So you have this extremely loyal relationship between Obama and Israelis including Netanyahu, and it’s in large part because as many prominent American columnists including Jewish and pro-Israel commentators have observed there’s a very strong pro-Israeli lobby in the United States which is very well-funded and very powerful and that basically keeps both the political parties completely on the side of Israel in every single controversy or dispute, even when doing so harms the United States, they force both political parties to choose loyalty to Israel over the interests of the United States and as a result, neither political party is able, even if they want to, to in any meaningful way pressure the Israelis or challenge them.
And despite all the loyalty that the United States has to Israel, Israelis continue to pursue policies that the United States doesn’t want them to do, like the expansion of settlements in the West Bank and yet the United States in unwilling to punish them or sanction them because of the domestic political pressures.
Q: Iran has assumed the three-year presidency of the Non-Aligned Movement in the 16th summit of the organization which was held in Tehran in August 2012. What’s your viewpoint regarding the importance of this summit for Iran which the UN Secretary General Ban Ki-moon and Egyptian President Muhammad Morsi along with several leaders from across the world attended?
A: I think it’s significant because one of the main objectives of Israel and the United States was to depict Iran as isolated from the rest of the world. But what we are seeing is that to some extent, they are Israel and the United States that are increasingly being isolated from the rest of the world. And the refusal of so many countries in denouncing Israel and the United States’ calls for not attending the summit and otherwise isolating the Iranian government is very significant in that regard as are the two votes that just took place in the UN that overwhelmingly sided against Israel. So I think the Israelis have become their own worst enemies through their extreme pursuance of the ideological vision, their refusal to compromise, their expansion of settlements that are illegal and their use of violence and aggression have alienated a huge part of the world, much more than Iran has, and if there’s anyone in the danger of isolation, I think it’s Israel.
Q: And finally, what’s your viewpoint regarding Israel’s aggressive war rhetoric against Iran and its continued threats of using force against Iran?
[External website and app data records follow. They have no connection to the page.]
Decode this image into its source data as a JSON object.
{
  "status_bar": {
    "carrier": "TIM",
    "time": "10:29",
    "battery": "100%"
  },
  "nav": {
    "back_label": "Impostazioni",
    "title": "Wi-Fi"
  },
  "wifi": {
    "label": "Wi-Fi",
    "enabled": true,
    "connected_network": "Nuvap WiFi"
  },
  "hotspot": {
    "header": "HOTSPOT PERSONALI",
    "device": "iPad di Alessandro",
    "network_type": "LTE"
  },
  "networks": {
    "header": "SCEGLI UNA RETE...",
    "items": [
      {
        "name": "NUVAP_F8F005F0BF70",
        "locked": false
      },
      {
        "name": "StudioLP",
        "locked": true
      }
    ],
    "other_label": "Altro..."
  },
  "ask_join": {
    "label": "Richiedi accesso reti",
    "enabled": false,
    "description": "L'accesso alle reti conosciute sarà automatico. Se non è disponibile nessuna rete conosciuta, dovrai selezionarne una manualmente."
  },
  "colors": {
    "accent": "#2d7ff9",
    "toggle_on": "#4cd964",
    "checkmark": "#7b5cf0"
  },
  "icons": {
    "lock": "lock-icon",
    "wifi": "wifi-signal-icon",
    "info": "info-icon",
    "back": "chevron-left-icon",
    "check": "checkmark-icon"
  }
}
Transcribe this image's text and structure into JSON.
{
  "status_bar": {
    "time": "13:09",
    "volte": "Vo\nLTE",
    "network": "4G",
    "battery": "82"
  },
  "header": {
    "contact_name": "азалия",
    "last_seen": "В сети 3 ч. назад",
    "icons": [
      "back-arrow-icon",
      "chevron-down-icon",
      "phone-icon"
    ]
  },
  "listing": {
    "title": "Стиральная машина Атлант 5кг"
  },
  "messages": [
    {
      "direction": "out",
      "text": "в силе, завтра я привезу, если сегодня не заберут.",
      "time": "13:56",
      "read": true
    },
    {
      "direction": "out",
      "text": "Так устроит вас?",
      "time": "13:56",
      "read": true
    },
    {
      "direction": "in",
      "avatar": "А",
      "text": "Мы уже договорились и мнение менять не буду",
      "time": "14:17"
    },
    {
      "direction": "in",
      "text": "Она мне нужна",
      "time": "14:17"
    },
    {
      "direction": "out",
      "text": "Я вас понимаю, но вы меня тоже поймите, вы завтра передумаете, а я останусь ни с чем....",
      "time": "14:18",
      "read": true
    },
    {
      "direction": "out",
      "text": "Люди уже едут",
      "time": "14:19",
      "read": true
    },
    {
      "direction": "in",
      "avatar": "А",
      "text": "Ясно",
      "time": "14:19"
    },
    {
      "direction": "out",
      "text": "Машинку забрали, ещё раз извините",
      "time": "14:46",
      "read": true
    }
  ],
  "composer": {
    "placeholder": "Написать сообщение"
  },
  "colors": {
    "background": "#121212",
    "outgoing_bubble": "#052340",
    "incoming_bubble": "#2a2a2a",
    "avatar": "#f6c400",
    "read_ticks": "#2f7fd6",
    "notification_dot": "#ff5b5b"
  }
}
These war threats clearly violate the UN Charter, but the Security Council hasn’t taken any practical steps to criticize and punish Israel for its illegal behavior. What’s your take on that?
A: Well, I think that UN Security Council’s enforcement of those roles is practically impossible because almost everybody knows that the United States will veto any resolution to condemn Israel for its use of those threats. It’s also the case that many countries that are in the Security Council, mostly the United States, but also Russia and China also use threats against other countries in violation of the UN Charter, so everyone is a little bit afraid of punishing Israel for violating rules that those countries themselves like to violate, but it’s really the case that the United States and Israel have made a joke of the UN Charter and continuously threaten Iran to use military force against Iran, to bomb Iran, to keep all options on the table including a military strike, and this is a clear violation of the UN Charter and everything that it was intended to stand for. As long as the U.S. has the veto power, the Security Council will be completely unable to act against Israel’s violation of the UN Charter.